Tim Thornton studied at New College, Oxford. In 1997 he was awarded the Royal Historical Society's David Berry Prize for his work on the Isle of Man; in 1999 he was proxime accessit for the Society's Alexander Prize for an essay on the palatinate of Durham. He was the first scholar based in a new University to win one of the Society's prizes.
Appointed Head of the Department of History, English, Languages and Media at the University of Huddersfield in 2003, Tim was on secondment as Head of University Centre Barnsley during 2005-6 and became Dean of the School of Music, Humanities and Media in October 2006. He was appointed Pro Vice-chancellor (Teaching and Learning) in October 2008 and then became Deputy Vice-Chancellor in September 2015.

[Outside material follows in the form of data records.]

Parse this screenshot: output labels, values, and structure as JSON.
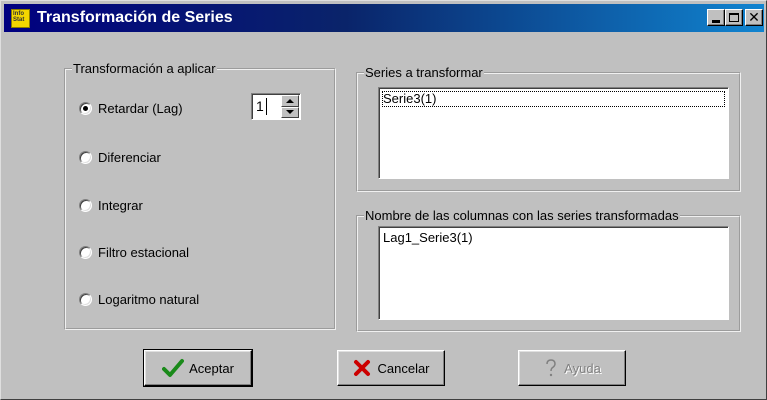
{
  "window": {
    "title": "Transformación de Series",
    "app_icon": {
      "name": "infostat-icon",
      "text": "Info Stat",
      "color": "#f3d600"
    },
    "controls": {
      "minimize": "minimize",
      "maximize": "maximize",
      "close": "close"
    },
    "titlebar_color": "#000080"
  },
  "transform_group": {
    "legend": "Transformación a aplicar",
    "options": [
      {
        "label": "Retardar (Lag)",
        "selected": true
      },
      {
        "label": "Diferenciar",
        "selected": false
      },
      {
        "label": "Integrar",
        "selected": false
      },
      {
        "label": "Filtro estacional",
        "selected": false
      },
      {
        "label": "Logaritmo natural",
        "selected": false
      }
    ],
    "lag_value": "1"
  },
  "series_group": {
    "legend": "Series a transformar",
    "items": [
      "Serie3(1)"
    ]
  },
  "names_group": {
    "legend": "Nombre de las columnas con las series transformadas",
    "items": [
      "Lag1_Serie3(1)"
    ]
  },
  "buttons": {
    "ok": {
      "label": "Aceptar",
      "icon": "check-icon",
      "color": "#1a8a1a"
    },
    "cancel": {
      "label": "Cancelar",
      "icon": "x-icon",
      "color": "#cc0000"
    },
    "help": {
      "label": "Ayuda",
      "icon": "question-icon",
      "enabled": false
    }
  }
}
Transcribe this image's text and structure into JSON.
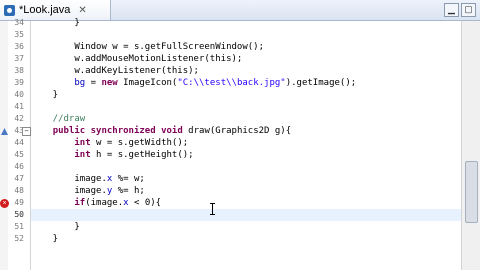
{
  "tab": {
    "label": "*Look.java",
    "close": "✕"
  },
  "window_controls": {
    "minimize": "▁",
    "maximize": "▢"
  },
  "lines": [
    {
      "num": "34",
      "text": "        }"
    },
    {
      "num": "35",
      "text": ""
    },
    {
      "num": "36",
      "text": "        Window w = s.getFullScreenWindow();"
    },
    {
      "num": "37",
      "text": "        w.addMouseMotionListener(this);"
    },
    {
      "num": "38",
      "text": "        w.addKeyListener(this);"
    },
    {
      "num": "39",
      "text": "        bg = new ImageIcon(\"C:\\\\test\\\\back.jpg\").getImage();"
    },
    {
      "num": "40",
      "text": "    }"
    },
    {
      "num": "41",
      "text": ""
    },
    {
      "num": "42",
      "text": "    //draw"
    },
    {
      "num": "43",
      "text": "    public synchronized void draw(Graphics2D g){"
    },
    {
      "num": "44",
      "text": "        int w = s.getWidth();"
    },
    {
      "num": "45",
      "text": "        int h = s.getHeight();"
    },
    {
      "num": "46",
      "text": ""
    },
    {
      "num": "47",
      "text": "        image.x %= w;"
    },
    {
      "num": "48",
      "text": "        image.y %= h;"
    },
    {
      "num": "49",
      "text": "        if(image.x < 0){"
    },
    {
      "num": "50",
      "text": ""
    },
    {
      "num": "51",
      "text": "        }"
    },
    {
      "num": "52",
      "text": "    }"
    }
  ],
  "gutter_numbers": [
    "34",
    "35",
    "36",
    "37",
    "38",
    "39",
    "40",
    "41",
    "42",
    "43",
    "44",
    "45",
    "46",
    "47",
    "48",
    "49",
    "50",
    "51",
    "52"
  ],
  "colors": {
    "keyword": "#7f0055",
    "field": "#0000c0",
    "comment": "#3f7f5f",
    "string": "#2a00ff",
    "current_line": "#e8f2fe"
  }
}
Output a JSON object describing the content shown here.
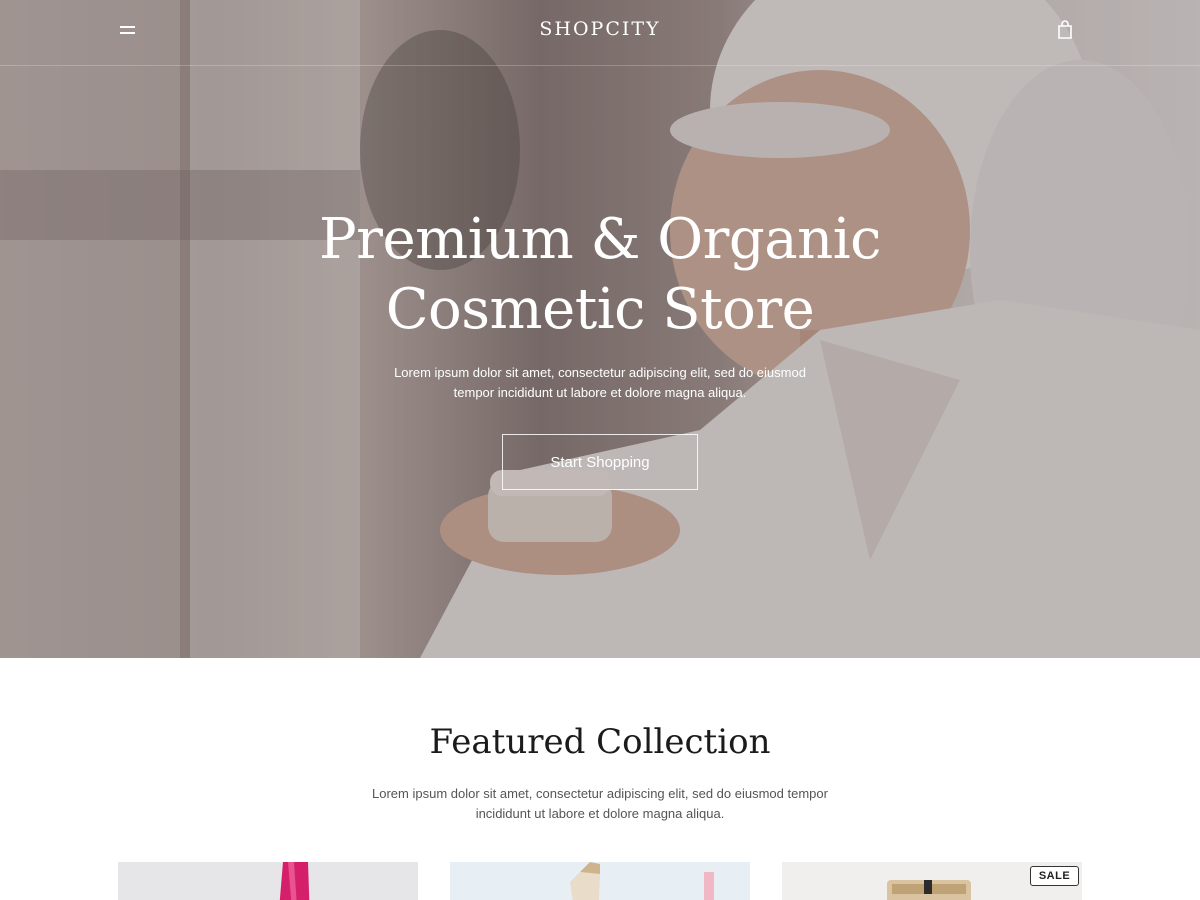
{
  "header": {
    "brand": "SHOPCITY",
    "menu_icon": "hamburger-menu-icon",
    "cart_icon": "shopping-bag-icon"
  },
  "hero": {
    "title_line1": "Premium & Organic",
    "title_line2": "Cosmetic Store",
    "subtitle_line1": "Lorem ipsum dolor sit amet, consectetur adipiscing elit, sed do eiusmod",
    "subtitle_line2": "tempor incididunt ut labore et dolore magna aliqua.",
    "cta_label": "Start Shopping"
  },
  "featured": {
    "title": "Featured Collection",
    "subtitle_line1": "Lorem ipsum dolor sit amet, consectetur adipiscing elit, sed do eiusmod tempor",
    "subtitle_line2": "incididunt ut labore et dolore magna aliqua.",
    "cards": [
      {
        "badge": ""
      },
      {
        "badge": ""
      },
      {
        "badge": "SALE"
      }
    ]
  },
  "colors": {
    "text_dark": "#1b1b1b",
    "hero_text": "#ffffff",
    "accent_pink": "#d61f6b"
  }
}
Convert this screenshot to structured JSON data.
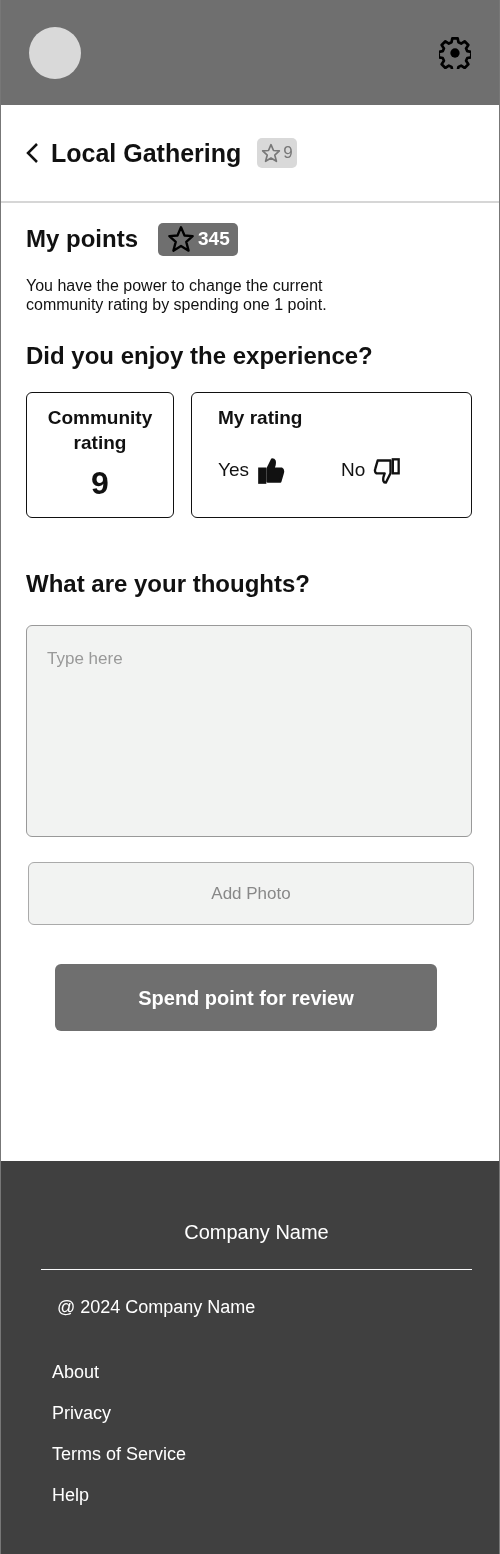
{
  "title_bar": {
    "title": "Local Gathering",
    "rating_badge": "9"
  },
  "points": {
    "heading": "My points",
    "badge": "345",
    "note": "You have the power to change the current community rating by spending one 1 point."
  },
  "experience": {
    "heading": "Did you enjoy the experience?",
    "community": {
      "label": "Community rating",
      "value": "9"
    },
    "my_rating": {
      "label": "My rating",
      "options": [
        {
          "label": "Yes",
          "kind": "up",
          "selected": true
        },
        {
          "label": "No",
          "kind": "down",
          "selected": false
        }
      ]
    }
  },
  "thoughts": {
    "heading": "What are your thoughts?",
    "placeholder": "Type here"
  },
  "add_photo": "Add Photo",
  "submit": "Spend point for review",
  "footer": {
    "brand": "Company Name",
    "copyright": "@ 2024 Company Name",
    "links": [
      "About",
      "Privacy",
      "Terms of Service",
      "Help"
    ]
  }
}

Tim works on the late medieval and early modern political and social history of the British Isles, spanning the period c. 1400-1650. He specialises in the non-English territories of the crown. His early work on Cheshire explored the palatinate’s history during the period between Richard II’s reign and the early seventeenth century. More recently, he has published on Wales, the Isle of Man, Durham, the Channel Islands, and the north of England, and on the ways medieval history, especially the history of the 'Wars of the Roses', was written and re-written in the late medieval and early modern periods.